WORK REQUIRED
Each line of the material below that holds the word "state" needs to be copied.

RECORDS TO USE
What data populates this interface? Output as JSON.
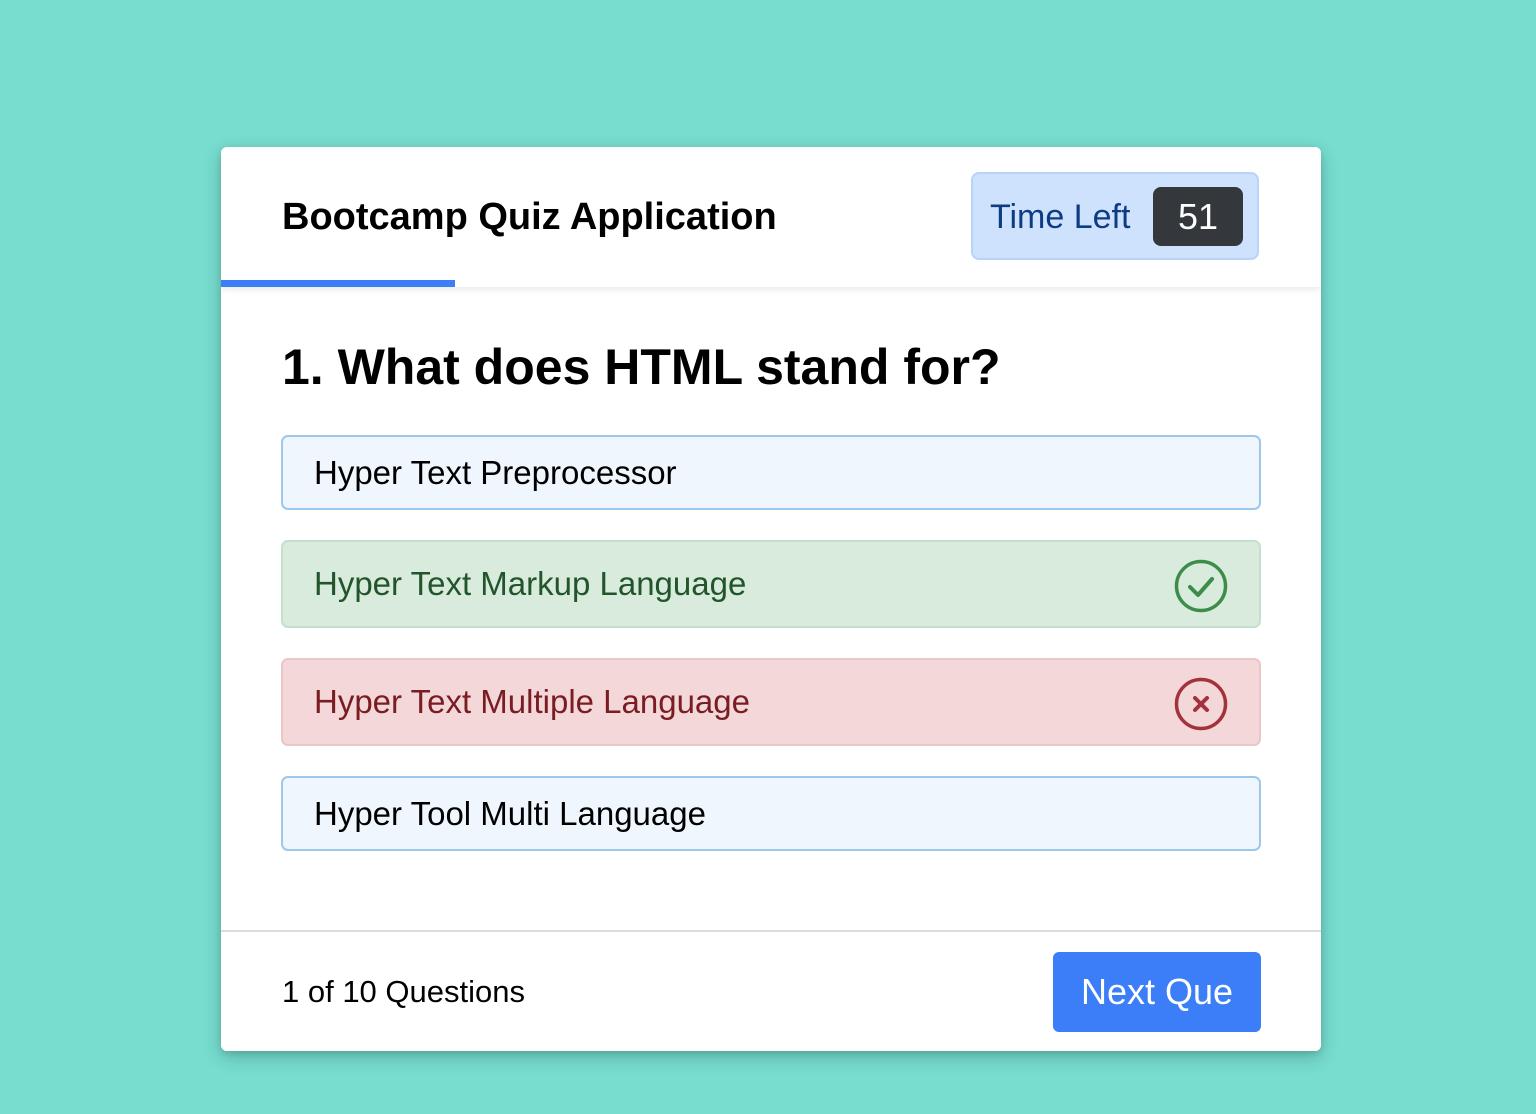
{
  "header": {
    "title": "Bootcamp Quiz Application",
    "timer_label": "Time Left",
    "timer_value": "51"
  },
  "progress": {
    "fraction": 0.2127
  },
  "question": {
    "text": "1. What does HTML stand for?"
  },
  "options": [
    {
      "label": "Hyper Text Preprocessor",
      "state": "neutral"
    },
    {
      "label": "Hyper Text Markup Language",
      "state": "correct",
      "icon": "check-circle-icon"
    },
    {
      "label": "Hyper Text Multiple Language",
      "state": "wrong",
      "icon": "cross-circle-icon"
    },
    {
      "label": "Hyper Tool Multi Language",
      "state": "neutral"
    }
  ],
  "footer": {
    "counter": "1 of 10 Questions",
    "next_label": "Next Que"
  },
  "colors": {
    "background": "#76ddcf",
    "accent": "#3b7ef7",
    "correct": "#3c8c4a",
    "wrong": "#a3323a",
    "timer_bg": "#cfe2fd",
    "timer_badge": "#34383d"
  }
}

EXERCISE ANSWER
      "state": "neutral"
      "state": "correct",
      "state": "wrong",
      "state": "neutral"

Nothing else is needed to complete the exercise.